**DATA TO PROCESS:**

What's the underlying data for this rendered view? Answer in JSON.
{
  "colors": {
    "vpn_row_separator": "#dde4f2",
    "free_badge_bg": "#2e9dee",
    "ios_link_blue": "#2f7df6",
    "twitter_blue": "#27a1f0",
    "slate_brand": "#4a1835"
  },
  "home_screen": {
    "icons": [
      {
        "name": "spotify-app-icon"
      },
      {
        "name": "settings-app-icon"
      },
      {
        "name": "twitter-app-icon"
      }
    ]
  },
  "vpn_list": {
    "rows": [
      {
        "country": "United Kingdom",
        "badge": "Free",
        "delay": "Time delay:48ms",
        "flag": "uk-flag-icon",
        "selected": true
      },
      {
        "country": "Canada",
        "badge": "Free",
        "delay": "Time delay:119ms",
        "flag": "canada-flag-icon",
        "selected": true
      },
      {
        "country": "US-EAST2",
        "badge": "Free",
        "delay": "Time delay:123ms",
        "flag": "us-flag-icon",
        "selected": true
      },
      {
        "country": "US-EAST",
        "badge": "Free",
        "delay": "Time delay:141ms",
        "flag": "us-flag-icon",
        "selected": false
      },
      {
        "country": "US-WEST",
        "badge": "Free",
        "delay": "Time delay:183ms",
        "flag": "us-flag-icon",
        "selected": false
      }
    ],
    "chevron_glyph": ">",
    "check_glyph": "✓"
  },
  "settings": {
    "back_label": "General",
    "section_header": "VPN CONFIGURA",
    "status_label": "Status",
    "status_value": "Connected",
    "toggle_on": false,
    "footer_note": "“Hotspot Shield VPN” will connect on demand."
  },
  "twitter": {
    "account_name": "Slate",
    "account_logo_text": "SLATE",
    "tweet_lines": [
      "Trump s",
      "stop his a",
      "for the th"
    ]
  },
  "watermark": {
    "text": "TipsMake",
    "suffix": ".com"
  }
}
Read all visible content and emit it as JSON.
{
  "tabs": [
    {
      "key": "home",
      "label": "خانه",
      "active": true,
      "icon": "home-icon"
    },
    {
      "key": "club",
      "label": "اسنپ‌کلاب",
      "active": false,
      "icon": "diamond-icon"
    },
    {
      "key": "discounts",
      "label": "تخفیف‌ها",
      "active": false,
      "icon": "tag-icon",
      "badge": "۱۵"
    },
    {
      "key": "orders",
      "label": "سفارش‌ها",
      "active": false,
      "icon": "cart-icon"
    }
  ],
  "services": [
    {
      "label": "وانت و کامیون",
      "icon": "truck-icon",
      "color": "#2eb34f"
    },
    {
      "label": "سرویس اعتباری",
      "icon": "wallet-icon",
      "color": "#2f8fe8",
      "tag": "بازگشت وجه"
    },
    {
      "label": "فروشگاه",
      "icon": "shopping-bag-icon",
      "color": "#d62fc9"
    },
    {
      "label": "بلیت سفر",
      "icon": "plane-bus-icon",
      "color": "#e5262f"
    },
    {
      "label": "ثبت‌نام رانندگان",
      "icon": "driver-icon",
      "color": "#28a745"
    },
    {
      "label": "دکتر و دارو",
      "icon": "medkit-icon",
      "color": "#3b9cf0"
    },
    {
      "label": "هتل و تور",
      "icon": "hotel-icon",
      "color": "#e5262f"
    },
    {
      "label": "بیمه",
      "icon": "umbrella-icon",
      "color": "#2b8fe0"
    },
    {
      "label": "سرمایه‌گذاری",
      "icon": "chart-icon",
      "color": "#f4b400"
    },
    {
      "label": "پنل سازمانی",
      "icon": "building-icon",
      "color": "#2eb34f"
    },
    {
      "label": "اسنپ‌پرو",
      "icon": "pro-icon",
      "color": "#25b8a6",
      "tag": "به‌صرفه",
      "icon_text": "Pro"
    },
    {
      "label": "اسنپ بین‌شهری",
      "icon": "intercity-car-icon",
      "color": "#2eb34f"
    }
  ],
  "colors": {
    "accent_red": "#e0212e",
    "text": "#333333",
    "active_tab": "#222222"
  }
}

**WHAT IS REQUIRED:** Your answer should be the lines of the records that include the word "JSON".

**SOLUTION TO THIS TASK:**
What's the underlying data for this rendered view? Answer in JSON.
Read all visible content and emit it as JSON.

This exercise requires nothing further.